Required work: Please set out each line below exactly as it stands, without the images.

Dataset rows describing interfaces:
-------------------------

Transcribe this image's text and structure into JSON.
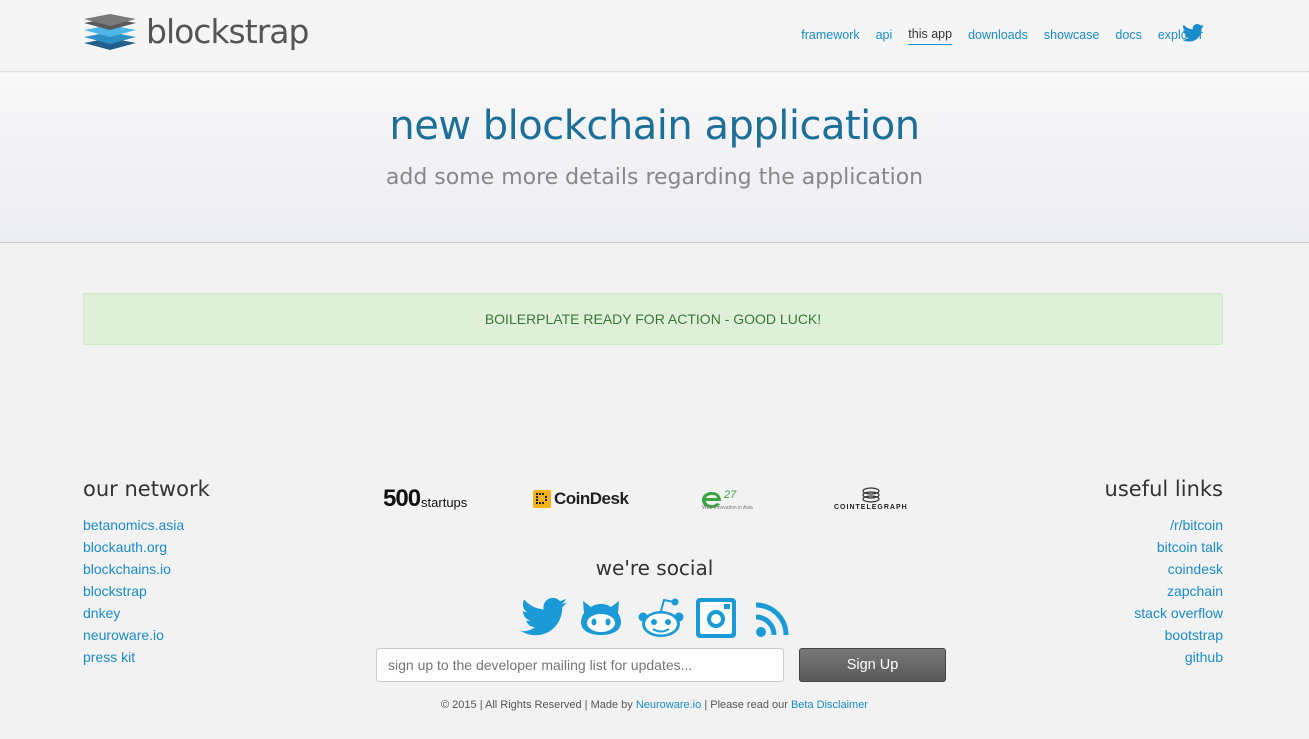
{
  "brand": {
    "name": "blockstrap",
    "logo_icon": "stacked-layers-icon"
  },
  "nav": {
    "items": [
      {
        "label": "framework",
        "active": false
      },
      {
        "label": "api",
        "active": false
      },
      {
        "label": "this app",
        "active": true
      },
      {
        "label": "downloads",
        "active": false
      },
      {
        "label": "showcase",
        "active": false
      },
      {
        "label": "docs",
        "active": false
      },
      {
        "label": "explorer",
        "active": false
      }
    ],
    "twitter_icon": "twitter-icon"
  },
  "hero": {
    "title": "new blockchain application",
    "subtitle": "add some more details regarding the application"
  },
  "alert": {
    "text": "BOILERPLATE READY FOR ACTION - GOOD LUCK!"
  },
  "footer": {
    "our_network": {
      "title": "our network",
      "links": [
        "betanomics.asia",
        "blockauth.org",
        "blockchains.io",
        "blockstrap",
        "dnkey",
        "neuroware.io",
        "press kit"
      ]
    },
    "useful_links": {
      "title": "useful links",
      "links": [
        "/r/bitcoin",
        "bitcoin talk",
        "coindesk",
        "zapchain",
        "stack overflow",
        "bootstrap",
        "github"
      ]
    },
    "partners": {
      "p500_big": "500",
      "p500_small": "startups",
      "coindesk": "CoinDesk",
      "e27_sub": "Web Innovation in Asia",
      "cointelegraph": "COINTELEGRAPH"
    },
    "social": {
      "title": "we're social",
      "icons": [
        "twitter-icon",
        "github-icon",
        "reddit-icon",
        "instagram-icon",
        "rss-icon"
      ]
    },
    "signup": {
      "placeholder": "sign up to the developer mailing list for updates...",
      "button": "Sign Up"
    },
    "copyright": {
      "prefix": "© 2015 | All Rights Reserved | Made by",
      "maker": "Neuroware.io",
      "middle": "| Please read our",
      "disclaimer": "Beta Disclaimer"
    }
  },
  "colors": {
    "link": "#1a8bcc",
    "hero_title": "#1b6f99",
    "alert_bg": "#dff0d8",
    "alert_text": "#3c763d",
    "social_icon": "#1a9ad6"
  }
}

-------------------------

Response area:
Transcribe this image's text and structure into JSON.
{
  "brand": {
    "name": "blockstrap",
    "logo_icon": "stacked-layers-icon"
  },
  "nav": {
    "items": [
      {
        "label": "framework",
        "active": false
      },
      {
        "label": "api",
        "active": false
      },
      {
        "label": "this app",
        "active": true
      },
      {
        "label": "downloads",
        "active": false
      },
      {
        "label": "showcase",
        "active": false
      },
      {
        "label": "docs",
        "active": false
      },
      {
        "label": "explorer",
        "active": false
      }
    ],
    "twitter_icon": "twitter-icon"
  },
  "hero": {
    "title": "new blockchain application",
    "subtitle": "add some more details regarding the application"
  },
  "alert": {
    "text": "BOILERPLATE READY FOR ACTION - GOOD LUCK!"
  },
  "footer": {
    "our_network": {
      "title": "our network",
      "links": [
        "betanomics.asia",
        "blockauth.org",
        "blockchains.io",
        "blockstrap",
        "dnkey",
        "neuroware.io",
        "press kit"
      ]
    },
    "useful_links": {
      "title": "useful links",
      "links": [
        "/r/bitcoin",
        "bitcoin talk",
        "coindesk",
        "zapchain",
        "stack overflow",
        "bootstrap",
        "github"
      ]
    },
    "partners": {
      "p500_big": "500",
      "p500_small": "startups",
      "coindesk": "CoinDesk",
      "e27_sub": "Web Innovation in Asia",
      "cointelegraph": "COINTELEGRAPH"
    },
    "social": {
      "title": "we're social",
      "icons": [
        "twitter-icon",
        "github-icon",
        "reddit-icon",
        "instagram-icon",
        "rss-icon"
      ]
    },
    "signup": {
      "placeholder": "sign up to the developer mailing list for updates...",
      "button": "Sign Up"
    },
    "copyright": {
      "prefix": "© 2015 | All Rights Reserved | Made by",
      "maker": "Neuroware.io",
      "middle": "| Please read our",
      "disclaimer": "Beta Disclaimer"
    }
  },
  "colors": {
    "link": "#1a8bcc",
    "hero_title": "#1b6f99",
    "alert_bg": "#dff0d8",
    "alert_text": "#3c763d",
    "social_icon": "#1a9ad6"
  }
}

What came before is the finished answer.